I started with the installation of a few later required packages. I’m pretty sure this list is incomplete as I’ve already had quite a lot dev-tool packages installed before…

sudo aptitude install qemu-user-static \
binfmt-support fakeroot debootstrap git

To get Qemu running to support armhf I had to add a parameter to itc configuration file:

echo "EXTRA_OPTS=\"-L/usr/lib/arm-linux-gnueabihf\"" > /etc/qemu-binfmt.conf

I used “/tmp/” as my working directory which might not be the best location (temporary, as the name says). Feel free to use another dir, but you might need to keep an eye on the (root) access permissions…

cd /tmp/
mkdir raspi raspi/bootfs
cd raspi

Next I downloaded a minimalistic list of Raspian packages that will later go onto the root partition. I’ve tried to avoid working with root permissions as far as possible (therefore ‘fakeroot’).

fakeroot debootstrap --foreign --no-check-gpg --include=ca-certificates --arch=armhf testing rootfs

No we need to (temporarily) add some arm binaries to the root directory.

cp $(which qemu-arm-static) rootfs/usr/bin

The following step will start the actual installation process of the Raspian packages. For some reason I was not able to continue at this point without root permissions. (Any tips to fix this are welcome.)

sudo chown root.root rootfs -R

sudo chroot rootfs/ \
/debootstrap/debootstrap --second-stage --verbose

You will need some of the Raspberry Pi firmware files. The following commands download and install them . The Git repository is huge (3.1 GB), so this might take some time…

git clone \

sudo cp -r firmware/hardfp/opt/* rootfs/opt/

At this point you could create a custom kernel image based on the downloaded files. In my opinion the stock kernel is just fine so I just used it as is:

mkdir -p rootfs/lib/modules/

sudo cp -r firmware/modules/* rootfs/lib/modules/

Create the boot partition (i.e. copy the necessary files):

mkdir bootfs
cp -r firmware/boot/* bootfs/

Next we can make some adaptions to the future image files: set a new root password, hostname, adapt the sources list, etc…

sudo chroot rootfs/ /usr/bin/passwd

vim rootfs/etc/hostname

cat >> rootfs/etc/apt/sources.list deb testing main contrib non-free rpi

It might also be a good idea to adapt the future system to your local settings, e.g. keyboard layout.

sudo chroot rootfs/ apt-get update

chroot rootfs/ apt-get install console-data \ 
console-common console-setup tzdata most locales keyboard-configuration

sudo chroot rootfs/ dpkg-reconfigure locales

sudo chroot rootfs/ dpkg-reconfigure \

sudo chroot rootfs/ dpkg-reconfigure tzdata

Now we can do some clean-up:

sudo rm rootfs/usr/bin/qemu-arm-static

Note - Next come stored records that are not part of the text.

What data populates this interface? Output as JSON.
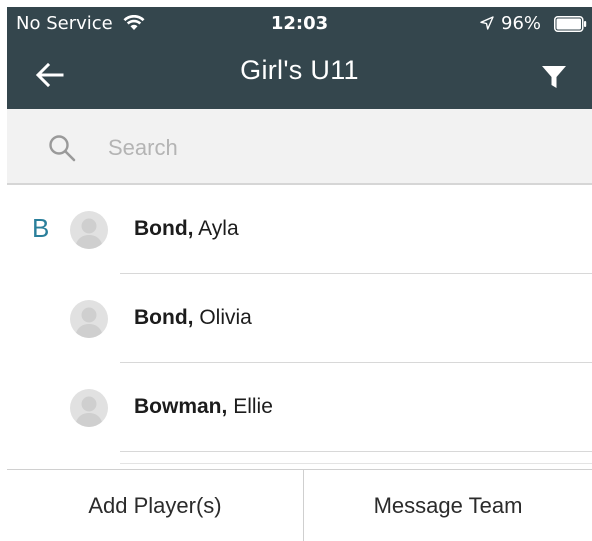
{
  "status_bar": {
    "carrier": "No Service",
    "time": "12:03",
    "battery_percent": "96%",
    "icons": [
      "wifi-icon",
      "location-icon",
      "battery-icon"
    ]
  },
  "nav": {
    "title": "Girl's U11",
    "back_icon": "arrow-left-icon",
    "filter_icon": "filter-icon"
  },
  "search": {
    "placeholder": "Search",
    "value": ""
  },
  "list": {
    "section_letter": "B",
    "players": [
      {
        "last": "Bond,",
        "first": "Ayla"
      },
      {
        "last": "Bond,",
        "first": "Olivia"
      },
      {
        "last": "Bowman,",
        "first": "Ellie"
      }
    ]
  },
  "footer": {
    "add_label": "Add Player(s)",
    "message_label": "Message Team"
  },
  "colors": {
    "header_bg": "#34464d",
    "section_letter": "#2a7f9b",
    "search_bg": "#f2f2f2"
  }
}
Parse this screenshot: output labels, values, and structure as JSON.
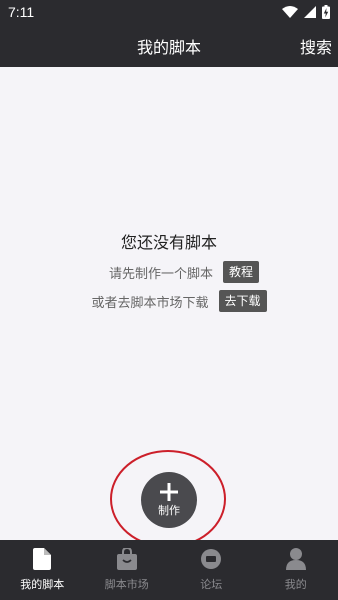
{
  "status_bar": {
    "time": "7:11"
  },
  "app_bar": {
    "title": "我的脚本",
    "search_label": "搜索"
  },
  "empty_state": {
    "title": "您还没有脚本",
    "hint_create": "请先制作一个脚本",
    "tutorial_button": "教程",
    "hint_download": "或者去脚本市场下载",
    "download_button": "去下载"
  },
  "fab": {
    "label": "制作",
    "icon": "plus-icon"
  },
  "bottom_nav": {
    "items": [
      {
        "label": "我的脚本",
        "icon": "file-icon",
        "active": true
      },
      {
        "label": "脚本市场",
        "icon": "shopping-bag-icon",
        "active": false
      },
      {
        "label": "论坛",
        "icon": "forum-icon",
        "active": false
      },
      {
        "label": "我的",
        "icon": "person-icon",
        "active": false
      }
    ]
  },
  "colors": {
    "bar_background": "#2b2b2f",
    "content_background": "#f5f4f8",
    "fab_background": "#4a4a4e",
    "annotation_red": "#cc1f2a"
  }
}
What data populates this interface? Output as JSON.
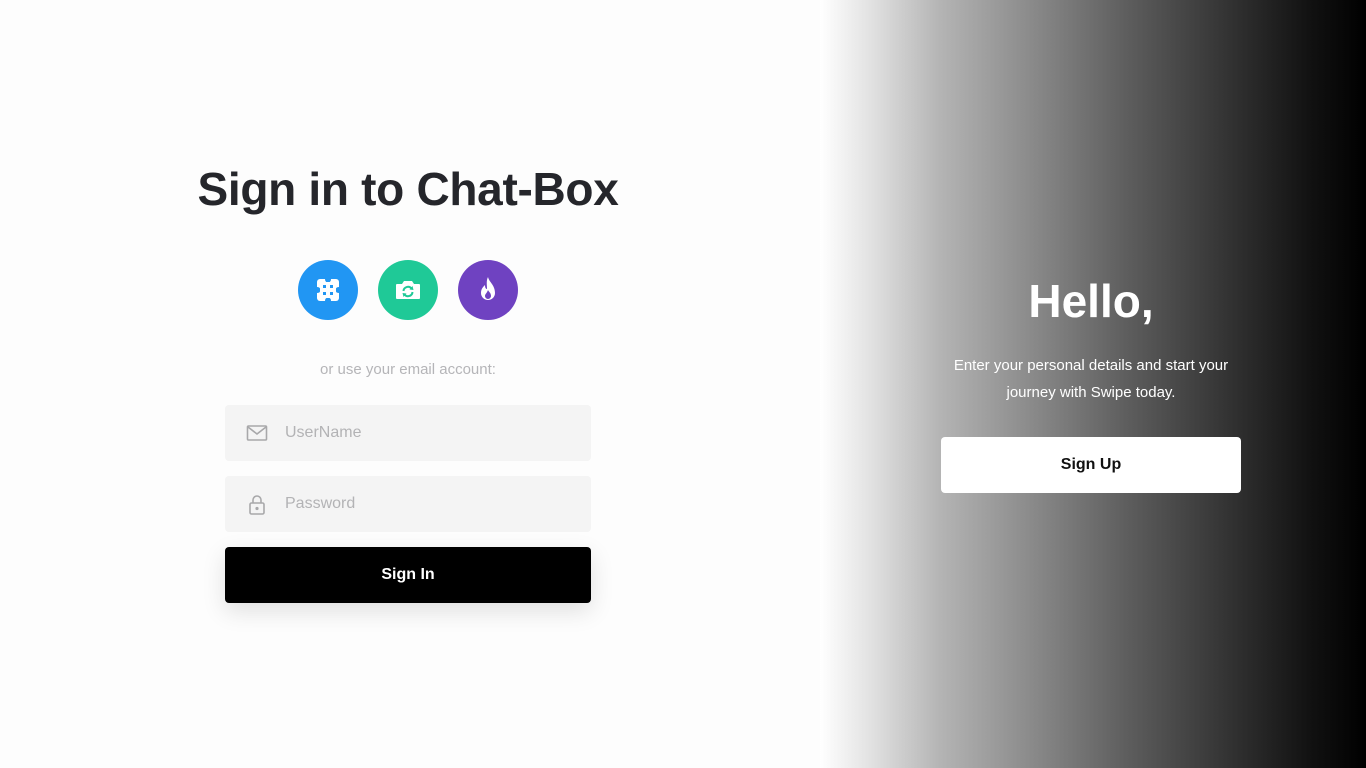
{
  "signin": {
    "title": "Sign in to Chat-Box",
    "socials": [
      {
        "icon": "puzzle-icon",
        "color": "#2196f3"
      },
      {
        "icon": "camera-refresh-icon",
        "color": "#1fc997"
      },
      {
        "icon": "flame-icon",
        "color": "#6f42c1"
      }
    ],
    "hint": "or use your email account:",
    "username": {
      "placeholder": "UserName",
      "value": "",
      "icon": "mail-icon"
    },
    "password": {
      "placeholder": "Password",
      "value": "",
      "icon": "lock-icon"
    },
    "button_label": "Sign In"
  },
  "signup_panel": {
    "heading": "Hello,",
    "text": "Enter your personal details and start your journey with Swipe today.",
    "button_label": "Sign Up"
  },
  "colors": {
    "primary_button": "#000000",
    "field_background": "#f4f4f4",
    "title": "#25262b"
  }
}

Next step is the creation of the actual boot and root partitions on a SD-Card. I’ve not documented these steps in detail as everyone has a different favourite partition manager. This step can be done with fdisk, (g)parted, or other tools.

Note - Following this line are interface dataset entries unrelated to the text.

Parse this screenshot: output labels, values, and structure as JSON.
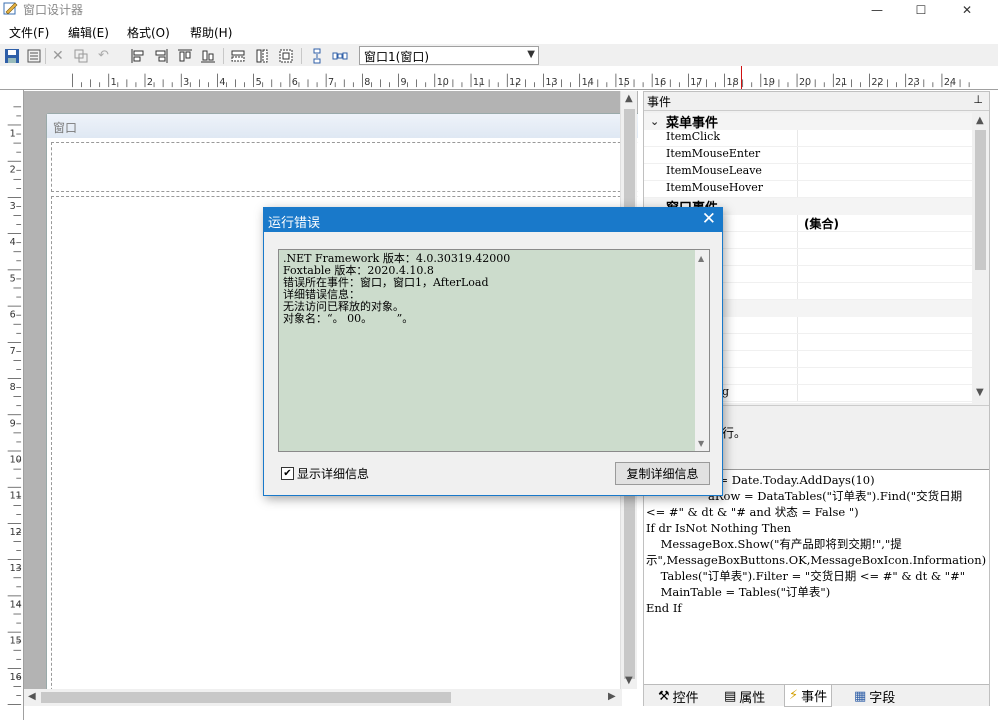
{
  "window": {
    "title": "窗口设计器",
    "minimize": "—",
    "maximize": "☐",
    "close": "✕"
  },
  "menu": [
    "文件(F)",
    "编辑(E)",
    "格式(O)",
    "帮助(H)"
  ],
  "toolbar": {
    "form_select": "窗口1(窗口)"
  },
  "ruler": {
    "h": [
      "1",
      "2",
      "3",
      "4",
      "5",
      "6",
      "7",
      "8",
      "9",
      "10",
      "11",
      "12",
      "13",
      "14",
      "15",
      "16",
      "17",
      "18",
      "19",
      "20",
      "21",
      "22",
      "23",
      "24"
    ],
    "v": [
      "1",
      "2",
      "3",
      "4",
      "5",
      "6",
      "7",
      "8",
      "9",
      "10",
      "11",
      "12",
      "13",
      "14",
      "15",
      "16"
    ]
  },
  "designer": {
    "form_title": "窗口"
  },
  "panel": {
    "title": "事件",
    "pin": "ᵖ",
    "categories": [
      {
        "name": "菜单事件",
        "items": [
          "ItemClick",
          "ItemMouseEnter",
          "ItemMouseLeave",
          "ItemMouseHover"
        ]
      }
    ],
    "hidden_category": "窗口事件",
    "partial_rows": [
      "e",
      "se",
      "ed",
      "",
      "",
      "",
      "ck",
      "",
      "",
      "g"
    ],
    "collection_label": "(集合)",
    "description_tail": "行。",
    "code": [
      "e = Date.Today.AddDays(10)",
      "aRow = DataTables(\"订单表\").Find(\"交货日期",
      "<= #\" & dt & \"# and 状态 = False \")",
      "If dr IsNot Nothing Then",
      "    MessageBox.Show(\"有产品即将到交期!\",\"提",
      "示\",MessageBoxButtons.OK,MessageBoxIcon.Information)",
      "    Tables(\"订单表\").Filter = \"交货日期 <= #\" & dt & \"#\"",
      "    MainTable = Tables(\"订单表\")",
      "End If"
    ],
    "tabs": [
      "控件",
      "属性",
      "事件",
      "字段"
    ],
    "active_tab": 2
  },
  "dialog": {
    "title": "运行错误",
    "close": "✕",
    "lines": [
      ".NET Framework 版本：4.0.30319.42000",
      "Foxtable 版本：2020.4.10.8",
      "错误所在事件：窗口，窗口1，AfterLoad",
      "详细错误信息：",
      "无法访问已释放的对象。",
      "对象名：“。 00。       ”。"
    ],
    "checkbox_label": "显示详细信息",
    "checkbox_checked": "✔",
    "copy_button": "复制详细信息"
  }
}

You have to create two partitions on your SD-Card. For the boot partition 64 MB are sufficient, the remaining space is used for the root partition. The boot partition needs to be a FAT32 partition. The nice thing about the Raspberry Pi is, that boots of the first FAT32 partition without further installing a boot block or so.

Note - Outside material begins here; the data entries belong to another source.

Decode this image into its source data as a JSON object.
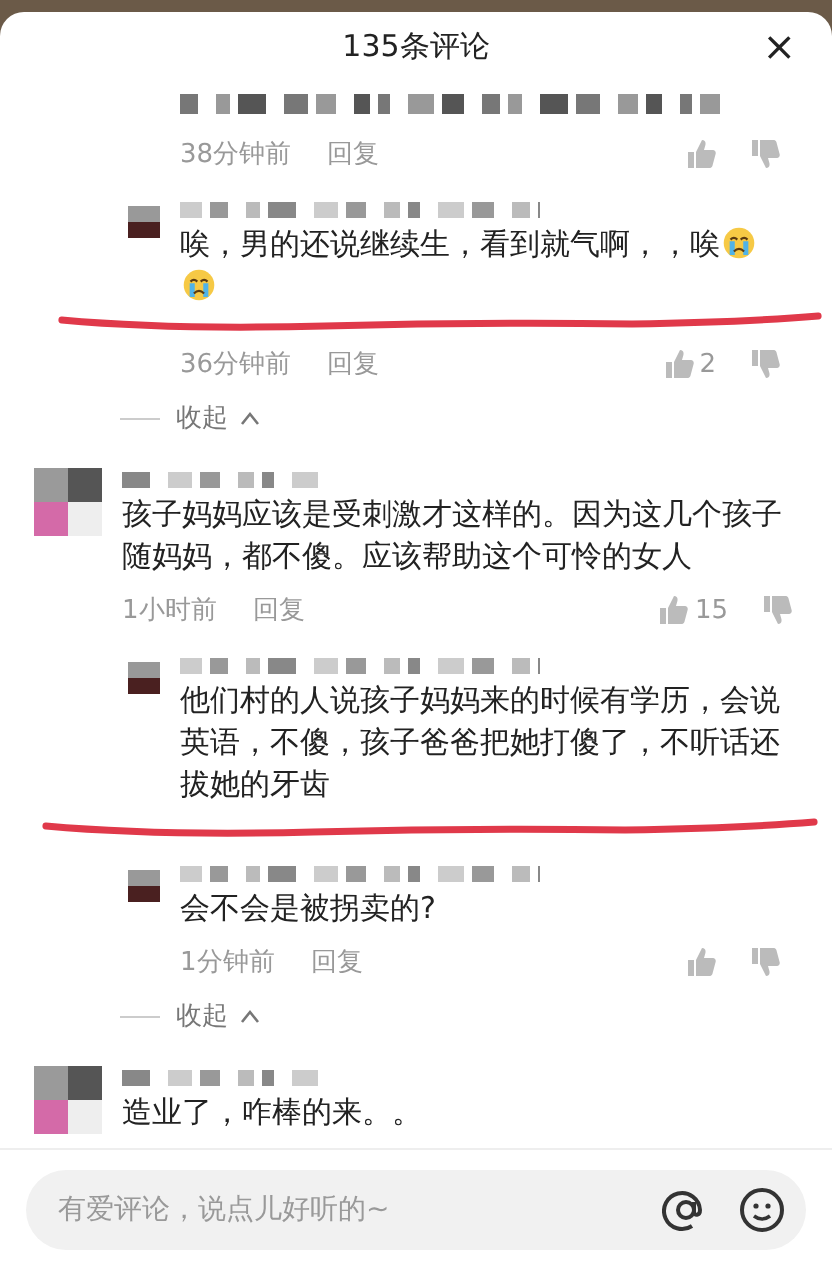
{
  "header": {
    "title": "135条评论",
    "close": "×"
  },
  "items": [
    {
      "kind": "reply",
      "cut": true,
      "time": "38分钟前",
      "action": "回复"
    },
    {
      "kind": "reply",
      "text": "唉，男的还说继续生，看到就气啊，，唉",
      "emojis": [
        {
          "kind": "crying"
        },
        {
          "kind": "crying"
        }
      ],
      "underlined": true,
      "time": "36分钟前",
      "action": "回复",
      "likes": "2"
    },
    {
      "kind": "collapse",
      "label": "收起"
    },
    {
      "kind": "comment",
      "text": "孩子妈妈应该是受刺激才这样的。因为这几个孩子随妈妈，都不傻。应该帮助这个可怜的女人",
      "time": "1小时前",
      "action": "回复",
      "likes": "15"
    },
    {
      "kind": "reply",
      "text": "他们村的人说孩子妈妈来的时候有学历，会说英语，不傻，孩子爸爸把她打傻了，不听话还拔她的牙齿",
      "underlined": true
    },
    {
      "kind": "reply",
      "text": "会不会是被拐卖的?",
      "time": "1分钟前",
      "action": "回复"
    },
    {
      "kind": "collapse",
      "label": "收起"
    },
    {
      "kind": "comment",
      "text": "造业了，咋棒的来。。"
    }
  ],
  "input": {
    "placeholder": "有爱评论，说点儿好听的~"
  }
}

Here an example how a 2 GB SD-Card could look like:

fdisk -l /dev/sdd
  /dev/sdd1 2048 133119 65536 b W95 FAT32
  /dev/sdd2 133120 3987455 1927168 83 Linux

Now we can copy the files from the two directories we previously created onto the two SD-Card partitions (you might need to mount them first) and test the card.

cp -R rootfs/* /media/USER/root/ && sync
cp -R bootfs/* /media/USER/boot/ && sync

I also have created an image file, mounted is (as a block device), partitioned it similar to the steps above. But I have not yet documented these steps. Might be added in a future update…